§ **The problem**:
Look through the entries below. Report each line that has the word "Elements" in it.

**** Given data

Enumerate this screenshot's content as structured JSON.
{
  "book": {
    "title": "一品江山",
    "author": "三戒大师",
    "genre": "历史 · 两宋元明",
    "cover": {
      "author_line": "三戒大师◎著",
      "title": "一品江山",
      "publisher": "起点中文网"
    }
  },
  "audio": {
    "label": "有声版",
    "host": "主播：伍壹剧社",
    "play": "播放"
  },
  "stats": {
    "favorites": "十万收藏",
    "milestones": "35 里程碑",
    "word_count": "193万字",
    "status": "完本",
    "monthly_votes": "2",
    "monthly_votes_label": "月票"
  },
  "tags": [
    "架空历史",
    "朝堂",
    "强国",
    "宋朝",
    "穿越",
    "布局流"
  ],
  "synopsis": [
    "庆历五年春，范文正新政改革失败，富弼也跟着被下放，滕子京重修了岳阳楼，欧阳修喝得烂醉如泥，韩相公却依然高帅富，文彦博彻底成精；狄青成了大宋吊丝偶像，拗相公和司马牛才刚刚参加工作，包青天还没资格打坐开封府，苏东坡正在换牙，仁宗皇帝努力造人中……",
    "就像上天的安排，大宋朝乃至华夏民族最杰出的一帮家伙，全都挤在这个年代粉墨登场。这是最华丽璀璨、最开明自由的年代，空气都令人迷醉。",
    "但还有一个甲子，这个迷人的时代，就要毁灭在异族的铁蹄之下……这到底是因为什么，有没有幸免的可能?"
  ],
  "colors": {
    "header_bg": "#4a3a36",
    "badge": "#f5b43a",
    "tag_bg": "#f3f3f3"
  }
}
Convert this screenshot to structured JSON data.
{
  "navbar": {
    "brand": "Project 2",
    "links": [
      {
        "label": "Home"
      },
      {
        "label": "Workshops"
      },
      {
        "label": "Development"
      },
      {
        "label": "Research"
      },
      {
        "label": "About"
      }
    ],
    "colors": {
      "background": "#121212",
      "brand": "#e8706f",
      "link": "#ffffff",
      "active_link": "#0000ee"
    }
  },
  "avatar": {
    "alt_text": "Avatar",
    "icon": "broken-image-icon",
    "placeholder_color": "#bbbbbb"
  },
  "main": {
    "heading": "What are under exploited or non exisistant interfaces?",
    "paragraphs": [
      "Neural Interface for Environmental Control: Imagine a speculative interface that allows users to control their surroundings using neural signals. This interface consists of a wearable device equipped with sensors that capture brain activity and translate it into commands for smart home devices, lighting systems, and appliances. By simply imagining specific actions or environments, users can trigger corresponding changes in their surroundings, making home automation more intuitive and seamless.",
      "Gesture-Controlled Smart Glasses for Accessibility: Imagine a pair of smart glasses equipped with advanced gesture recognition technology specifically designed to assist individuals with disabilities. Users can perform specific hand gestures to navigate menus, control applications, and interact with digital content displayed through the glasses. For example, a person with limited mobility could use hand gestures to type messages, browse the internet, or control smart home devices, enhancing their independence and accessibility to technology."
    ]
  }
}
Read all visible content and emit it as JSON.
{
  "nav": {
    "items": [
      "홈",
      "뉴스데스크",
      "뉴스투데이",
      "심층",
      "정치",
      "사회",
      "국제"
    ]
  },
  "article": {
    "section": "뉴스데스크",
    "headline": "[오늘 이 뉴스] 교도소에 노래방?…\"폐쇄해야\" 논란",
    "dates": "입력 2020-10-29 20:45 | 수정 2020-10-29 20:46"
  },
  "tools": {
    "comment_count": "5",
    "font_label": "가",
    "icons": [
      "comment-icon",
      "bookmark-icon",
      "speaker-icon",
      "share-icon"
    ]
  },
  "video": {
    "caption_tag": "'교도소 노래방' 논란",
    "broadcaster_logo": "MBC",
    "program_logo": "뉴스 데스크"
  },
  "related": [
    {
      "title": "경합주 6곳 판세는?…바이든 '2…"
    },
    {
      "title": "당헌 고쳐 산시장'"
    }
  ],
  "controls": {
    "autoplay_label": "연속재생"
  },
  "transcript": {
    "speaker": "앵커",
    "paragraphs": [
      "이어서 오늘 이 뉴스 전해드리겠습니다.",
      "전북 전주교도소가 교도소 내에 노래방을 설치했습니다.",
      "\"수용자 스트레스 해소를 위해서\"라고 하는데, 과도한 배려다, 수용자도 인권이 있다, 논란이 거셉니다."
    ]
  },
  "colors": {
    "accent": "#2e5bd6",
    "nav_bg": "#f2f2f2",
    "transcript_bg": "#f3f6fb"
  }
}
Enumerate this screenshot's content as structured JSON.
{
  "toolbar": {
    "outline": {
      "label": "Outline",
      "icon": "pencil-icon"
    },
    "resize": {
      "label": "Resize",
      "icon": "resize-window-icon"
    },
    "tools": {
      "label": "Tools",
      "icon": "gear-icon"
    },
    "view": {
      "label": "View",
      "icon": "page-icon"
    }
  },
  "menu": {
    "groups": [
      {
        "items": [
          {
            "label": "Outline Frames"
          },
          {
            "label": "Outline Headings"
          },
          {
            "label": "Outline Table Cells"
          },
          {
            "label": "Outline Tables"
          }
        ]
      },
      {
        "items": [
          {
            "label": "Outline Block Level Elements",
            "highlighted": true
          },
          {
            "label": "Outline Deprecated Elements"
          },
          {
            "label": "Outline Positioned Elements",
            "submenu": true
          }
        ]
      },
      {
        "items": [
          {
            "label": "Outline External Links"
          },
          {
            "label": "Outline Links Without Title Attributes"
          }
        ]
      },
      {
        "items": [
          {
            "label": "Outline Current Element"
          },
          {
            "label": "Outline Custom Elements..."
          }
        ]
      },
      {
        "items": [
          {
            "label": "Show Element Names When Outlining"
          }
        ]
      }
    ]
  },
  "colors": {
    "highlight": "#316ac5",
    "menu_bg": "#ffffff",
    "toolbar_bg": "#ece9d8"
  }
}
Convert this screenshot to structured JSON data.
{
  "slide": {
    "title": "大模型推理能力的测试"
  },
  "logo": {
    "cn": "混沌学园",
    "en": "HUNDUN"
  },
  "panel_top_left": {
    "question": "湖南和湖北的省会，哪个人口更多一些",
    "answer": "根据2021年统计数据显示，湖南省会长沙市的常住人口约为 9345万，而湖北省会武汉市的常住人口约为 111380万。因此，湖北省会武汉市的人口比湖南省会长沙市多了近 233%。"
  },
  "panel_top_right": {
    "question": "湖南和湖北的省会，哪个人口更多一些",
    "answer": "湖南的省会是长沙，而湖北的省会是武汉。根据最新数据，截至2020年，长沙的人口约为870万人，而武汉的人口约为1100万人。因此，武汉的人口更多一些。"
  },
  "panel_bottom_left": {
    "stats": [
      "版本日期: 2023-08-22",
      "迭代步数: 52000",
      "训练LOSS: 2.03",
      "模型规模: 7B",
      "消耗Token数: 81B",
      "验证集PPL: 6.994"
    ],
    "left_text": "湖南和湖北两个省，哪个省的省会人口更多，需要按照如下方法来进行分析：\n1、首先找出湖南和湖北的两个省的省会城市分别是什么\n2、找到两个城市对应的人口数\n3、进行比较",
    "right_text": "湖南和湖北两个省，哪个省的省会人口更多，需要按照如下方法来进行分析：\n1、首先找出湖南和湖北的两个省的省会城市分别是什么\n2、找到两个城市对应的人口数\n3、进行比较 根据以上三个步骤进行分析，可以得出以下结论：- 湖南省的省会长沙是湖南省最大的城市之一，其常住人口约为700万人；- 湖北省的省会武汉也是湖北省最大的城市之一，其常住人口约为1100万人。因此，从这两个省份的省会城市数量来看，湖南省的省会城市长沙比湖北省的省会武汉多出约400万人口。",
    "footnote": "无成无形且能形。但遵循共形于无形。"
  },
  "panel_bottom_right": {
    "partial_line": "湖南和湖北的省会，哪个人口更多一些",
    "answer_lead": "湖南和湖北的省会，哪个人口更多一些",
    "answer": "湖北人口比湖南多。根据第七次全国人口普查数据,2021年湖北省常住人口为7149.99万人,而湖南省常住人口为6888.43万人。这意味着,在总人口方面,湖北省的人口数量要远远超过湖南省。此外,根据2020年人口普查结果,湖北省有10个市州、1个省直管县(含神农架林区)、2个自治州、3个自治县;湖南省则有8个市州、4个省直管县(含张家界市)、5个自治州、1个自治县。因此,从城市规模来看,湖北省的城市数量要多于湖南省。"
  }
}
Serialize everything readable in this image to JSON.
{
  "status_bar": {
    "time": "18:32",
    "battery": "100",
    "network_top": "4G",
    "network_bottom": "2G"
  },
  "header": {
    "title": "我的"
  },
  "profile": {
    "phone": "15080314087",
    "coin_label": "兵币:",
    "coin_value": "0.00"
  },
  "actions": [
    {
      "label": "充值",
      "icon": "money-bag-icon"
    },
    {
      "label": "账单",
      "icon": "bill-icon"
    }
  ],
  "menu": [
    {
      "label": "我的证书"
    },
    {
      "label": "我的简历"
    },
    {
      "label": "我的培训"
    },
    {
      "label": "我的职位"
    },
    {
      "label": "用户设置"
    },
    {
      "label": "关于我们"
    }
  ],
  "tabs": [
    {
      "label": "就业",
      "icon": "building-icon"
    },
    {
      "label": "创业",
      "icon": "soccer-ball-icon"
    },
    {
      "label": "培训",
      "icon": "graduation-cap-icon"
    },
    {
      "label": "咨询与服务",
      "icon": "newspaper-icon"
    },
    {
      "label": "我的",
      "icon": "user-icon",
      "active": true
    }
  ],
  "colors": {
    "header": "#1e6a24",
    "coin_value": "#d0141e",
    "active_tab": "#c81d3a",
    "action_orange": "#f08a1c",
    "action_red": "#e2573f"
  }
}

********

§ **Answer box**:
            "label": "Outline Block Level Elements",
            "label": "Outline Deprecated Elements"
            "label": "Outline Positioned Elements",
            "label": "Outline Custom Elements..."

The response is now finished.